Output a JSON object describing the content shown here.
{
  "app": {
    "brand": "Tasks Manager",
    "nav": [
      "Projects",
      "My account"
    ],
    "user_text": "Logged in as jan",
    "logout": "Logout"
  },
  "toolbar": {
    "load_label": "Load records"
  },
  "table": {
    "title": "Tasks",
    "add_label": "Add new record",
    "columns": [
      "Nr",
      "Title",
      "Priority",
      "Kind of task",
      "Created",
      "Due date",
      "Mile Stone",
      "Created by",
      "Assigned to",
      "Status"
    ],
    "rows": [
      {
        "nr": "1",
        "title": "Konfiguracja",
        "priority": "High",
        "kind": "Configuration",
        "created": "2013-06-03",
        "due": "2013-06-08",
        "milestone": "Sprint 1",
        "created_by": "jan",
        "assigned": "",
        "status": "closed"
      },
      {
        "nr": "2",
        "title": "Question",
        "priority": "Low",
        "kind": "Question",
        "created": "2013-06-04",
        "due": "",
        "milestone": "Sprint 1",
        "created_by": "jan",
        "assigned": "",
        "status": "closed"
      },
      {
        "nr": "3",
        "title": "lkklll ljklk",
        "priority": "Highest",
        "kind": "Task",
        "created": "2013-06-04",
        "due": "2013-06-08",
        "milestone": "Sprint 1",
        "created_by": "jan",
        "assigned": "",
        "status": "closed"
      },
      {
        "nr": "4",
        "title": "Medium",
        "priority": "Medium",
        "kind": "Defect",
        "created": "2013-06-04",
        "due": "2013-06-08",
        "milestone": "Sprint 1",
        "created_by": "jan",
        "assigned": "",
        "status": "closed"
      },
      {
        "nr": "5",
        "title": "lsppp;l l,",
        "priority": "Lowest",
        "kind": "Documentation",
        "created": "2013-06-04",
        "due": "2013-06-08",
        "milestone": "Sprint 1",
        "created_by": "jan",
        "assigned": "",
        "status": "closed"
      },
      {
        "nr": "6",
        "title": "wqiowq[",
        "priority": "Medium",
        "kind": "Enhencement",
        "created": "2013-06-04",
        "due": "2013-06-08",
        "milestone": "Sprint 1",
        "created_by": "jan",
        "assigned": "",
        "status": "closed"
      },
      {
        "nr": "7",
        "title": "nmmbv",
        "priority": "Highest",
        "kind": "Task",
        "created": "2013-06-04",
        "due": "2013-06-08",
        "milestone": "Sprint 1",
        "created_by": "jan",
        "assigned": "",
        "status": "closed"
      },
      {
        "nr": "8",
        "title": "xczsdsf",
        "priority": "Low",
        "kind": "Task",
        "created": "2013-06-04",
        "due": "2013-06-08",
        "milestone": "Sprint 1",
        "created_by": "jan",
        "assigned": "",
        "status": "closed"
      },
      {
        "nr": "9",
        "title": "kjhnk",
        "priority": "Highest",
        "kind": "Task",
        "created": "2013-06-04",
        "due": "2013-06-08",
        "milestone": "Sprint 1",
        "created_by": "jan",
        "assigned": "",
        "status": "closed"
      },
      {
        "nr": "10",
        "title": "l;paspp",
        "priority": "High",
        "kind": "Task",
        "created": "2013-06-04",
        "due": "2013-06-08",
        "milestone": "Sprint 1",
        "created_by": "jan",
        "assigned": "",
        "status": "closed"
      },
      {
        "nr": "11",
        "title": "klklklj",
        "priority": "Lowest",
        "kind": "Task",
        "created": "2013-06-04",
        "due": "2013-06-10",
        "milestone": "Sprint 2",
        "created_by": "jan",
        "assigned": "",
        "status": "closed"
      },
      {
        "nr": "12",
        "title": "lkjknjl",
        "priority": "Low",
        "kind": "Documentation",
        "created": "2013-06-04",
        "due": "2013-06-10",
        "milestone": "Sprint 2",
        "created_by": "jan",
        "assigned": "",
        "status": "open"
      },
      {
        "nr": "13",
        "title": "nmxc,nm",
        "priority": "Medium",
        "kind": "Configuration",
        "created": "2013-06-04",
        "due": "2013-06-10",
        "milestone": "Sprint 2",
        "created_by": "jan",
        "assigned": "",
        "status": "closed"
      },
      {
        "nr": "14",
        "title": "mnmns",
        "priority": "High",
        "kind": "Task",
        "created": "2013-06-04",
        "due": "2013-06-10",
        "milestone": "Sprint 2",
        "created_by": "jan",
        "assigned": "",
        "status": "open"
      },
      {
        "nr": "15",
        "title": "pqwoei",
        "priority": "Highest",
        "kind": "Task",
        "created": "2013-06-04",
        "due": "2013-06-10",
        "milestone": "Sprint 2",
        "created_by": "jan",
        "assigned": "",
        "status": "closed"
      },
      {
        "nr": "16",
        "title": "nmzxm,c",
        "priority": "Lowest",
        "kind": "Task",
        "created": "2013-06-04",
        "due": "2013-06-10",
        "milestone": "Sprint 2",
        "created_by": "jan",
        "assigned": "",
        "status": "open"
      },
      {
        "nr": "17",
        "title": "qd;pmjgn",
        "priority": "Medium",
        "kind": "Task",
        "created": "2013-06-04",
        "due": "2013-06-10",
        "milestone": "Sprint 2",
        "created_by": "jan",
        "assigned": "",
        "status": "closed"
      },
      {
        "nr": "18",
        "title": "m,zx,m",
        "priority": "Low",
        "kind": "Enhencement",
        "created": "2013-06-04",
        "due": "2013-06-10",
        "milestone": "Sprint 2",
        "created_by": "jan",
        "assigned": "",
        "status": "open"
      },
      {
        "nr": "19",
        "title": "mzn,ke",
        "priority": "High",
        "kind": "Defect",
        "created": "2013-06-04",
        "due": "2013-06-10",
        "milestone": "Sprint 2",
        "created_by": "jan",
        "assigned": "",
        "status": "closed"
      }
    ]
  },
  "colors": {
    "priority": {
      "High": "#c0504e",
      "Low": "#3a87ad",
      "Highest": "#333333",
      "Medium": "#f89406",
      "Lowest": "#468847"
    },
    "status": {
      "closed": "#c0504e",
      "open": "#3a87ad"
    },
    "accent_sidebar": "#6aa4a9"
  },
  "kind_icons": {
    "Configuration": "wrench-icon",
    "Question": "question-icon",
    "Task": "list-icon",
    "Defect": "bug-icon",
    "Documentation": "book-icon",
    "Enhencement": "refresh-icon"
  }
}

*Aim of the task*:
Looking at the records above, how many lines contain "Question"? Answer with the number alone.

*Completed exercise*:
3